A MAJOR chunk of Sunderland’s city nightlife was shut down “until further notice” today, with the blame pointed squarely at the government’s mis-firing Covid-19 communications strategy.
The news came on the day a junior government minister admitted to not knowing the rules now restricting licensed venues in the North East – before the Prime Minister then added to confusion surrounding the rules about households mixing in beer gardens.
The owner of three of the city centre’s most thriving bars – Ttonic, Glitterball and The Live Lounge – said they had no choice but to shut down the venues “until further notice”, because there was no guidance for them on how to police the new restrictions affecting bars in the North East.
Loraine Griffiths said the confusion at the highest levels was reflected in a complete lack of government guidance for venue operators, making it impossible to operate them clearly within the rules.
Her comments came after a day which began with education minister Gillian Keegan admitting she didn’t know the rules for different households mixing in beer gardens, before PM Boris Johnson later apologised to journalists for confusion over the rules.
He told journalists: “If you are in a high risk area, please continue to follow the guidelines from local authorities.”
But even that statement didn’t help – because Sunderland Council then told SR News it had had no guidance from the government, to help Wearside’s bar operators police the new coronavirus restrictions.
Council leader Graeme Miller said while environment health officials had worked to support local businesses with following Covid regulations since the national lockdown in March, they were not able to answer detailed questions about the latest restrictions “because we are still waiting for the Government to publish the regulations which contain the detail of these”.
Coun Miller added: “At this stage we simply do not have the information we need from the Government to be able to do this.”
Mrs Griffiths said the council had been “very supportive” so far, but said the lack of government guidance on policing social contact under coronavirus was fatal to her business.
Without that, she said, it was impossible to police critical basic issues, such as knowing how to check whether customers belong to the same households, or whether musicians playing live music can be legally treated as being at work, and therefore allowed to stand together on a stage.
“Without the advice, we can’t risk opening ‘cos we’ll be getting fined if we do the wrong thing, and we can’t afford that,” she said, adding: “The only thing we can do is shut down: it’s impossible.

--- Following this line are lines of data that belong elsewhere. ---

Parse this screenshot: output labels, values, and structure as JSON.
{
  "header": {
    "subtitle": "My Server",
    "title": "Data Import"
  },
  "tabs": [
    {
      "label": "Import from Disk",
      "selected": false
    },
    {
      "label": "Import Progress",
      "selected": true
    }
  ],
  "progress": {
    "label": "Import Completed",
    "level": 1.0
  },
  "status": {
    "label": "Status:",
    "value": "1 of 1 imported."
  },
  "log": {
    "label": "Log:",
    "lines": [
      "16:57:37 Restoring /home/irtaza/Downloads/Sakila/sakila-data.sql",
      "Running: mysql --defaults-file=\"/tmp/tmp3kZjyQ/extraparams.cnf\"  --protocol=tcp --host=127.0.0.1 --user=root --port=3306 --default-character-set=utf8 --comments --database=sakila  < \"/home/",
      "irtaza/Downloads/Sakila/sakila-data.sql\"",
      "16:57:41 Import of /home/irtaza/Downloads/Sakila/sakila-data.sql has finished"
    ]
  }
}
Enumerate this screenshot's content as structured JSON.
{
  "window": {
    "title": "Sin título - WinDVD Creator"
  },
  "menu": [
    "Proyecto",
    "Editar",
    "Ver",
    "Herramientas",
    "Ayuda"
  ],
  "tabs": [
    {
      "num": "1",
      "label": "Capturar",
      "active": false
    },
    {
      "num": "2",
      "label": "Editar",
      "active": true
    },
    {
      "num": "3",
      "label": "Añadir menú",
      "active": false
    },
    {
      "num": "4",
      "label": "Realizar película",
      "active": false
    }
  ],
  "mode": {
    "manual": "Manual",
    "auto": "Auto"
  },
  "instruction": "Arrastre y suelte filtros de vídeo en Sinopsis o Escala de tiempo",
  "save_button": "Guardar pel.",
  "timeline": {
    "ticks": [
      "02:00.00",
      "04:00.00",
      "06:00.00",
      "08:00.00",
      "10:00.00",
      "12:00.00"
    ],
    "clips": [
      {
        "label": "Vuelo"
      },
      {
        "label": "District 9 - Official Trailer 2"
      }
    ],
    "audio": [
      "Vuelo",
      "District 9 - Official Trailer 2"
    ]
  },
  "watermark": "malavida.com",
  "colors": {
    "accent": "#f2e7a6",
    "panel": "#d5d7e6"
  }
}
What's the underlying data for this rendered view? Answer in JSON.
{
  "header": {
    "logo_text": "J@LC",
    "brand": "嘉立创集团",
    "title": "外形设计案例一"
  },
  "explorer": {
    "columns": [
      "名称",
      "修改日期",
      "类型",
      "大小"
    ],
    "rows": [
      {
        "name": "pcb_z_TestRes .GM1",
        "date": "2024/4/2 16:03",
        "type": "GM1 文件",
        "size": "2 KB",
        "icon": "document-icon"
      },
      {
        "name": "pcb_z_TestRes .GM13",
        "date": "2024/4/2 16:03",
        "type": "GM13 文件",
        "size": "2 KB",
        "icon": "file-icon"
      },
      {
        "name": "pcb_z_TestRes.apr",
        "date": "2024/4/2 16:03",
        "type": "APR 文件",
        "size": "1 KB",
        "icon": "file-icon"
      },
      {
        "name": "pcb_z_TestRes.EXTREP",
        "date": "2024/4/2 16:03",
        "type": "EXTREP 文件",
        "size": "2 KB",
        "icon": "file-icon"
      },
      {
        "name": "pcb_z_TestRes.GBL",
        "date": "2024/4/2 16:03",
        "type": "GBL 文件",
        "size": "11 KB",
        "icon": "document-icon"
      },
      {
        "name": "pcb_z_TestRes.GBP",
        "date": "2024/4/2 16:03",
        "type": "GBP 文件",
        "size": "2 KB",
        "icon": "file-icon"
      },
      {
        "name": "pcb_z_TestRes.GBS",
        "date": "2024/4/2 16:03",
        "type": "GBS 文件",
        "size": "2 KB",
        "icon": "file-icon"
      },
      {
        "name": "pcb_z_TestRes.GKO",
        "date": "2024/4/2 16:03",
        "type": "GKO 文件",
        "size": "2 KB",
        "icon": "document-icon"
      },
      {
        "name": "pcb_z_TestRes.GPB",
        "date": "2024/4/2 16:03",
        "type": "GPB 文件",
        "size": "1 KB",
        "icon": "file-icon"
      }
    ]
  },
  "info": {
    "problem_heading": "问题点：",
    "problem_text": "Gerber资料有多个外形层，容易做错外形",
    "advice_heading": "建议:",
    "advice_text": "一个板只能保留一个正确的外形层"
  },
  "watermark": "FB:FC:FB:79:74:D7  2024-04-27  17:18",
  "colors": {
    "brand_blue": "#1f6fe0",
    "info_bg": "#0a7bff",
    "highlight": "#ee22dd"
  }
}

“I wish I could see where the government are going; to me, they’re going for another lockdown – and I would say ‘Just do it, instead of playing and playing and playing, and making rules and putting everyone on edge’.”
Mrs Griffiths added that of her business’s five venues (The Point has been closed since lockdown in March) only Chaplins pub would now remain open – because that caters for a different audience, attracting older drinkers, for whom it was more important as a place of social interaction. “Some of them rely on it,” she said.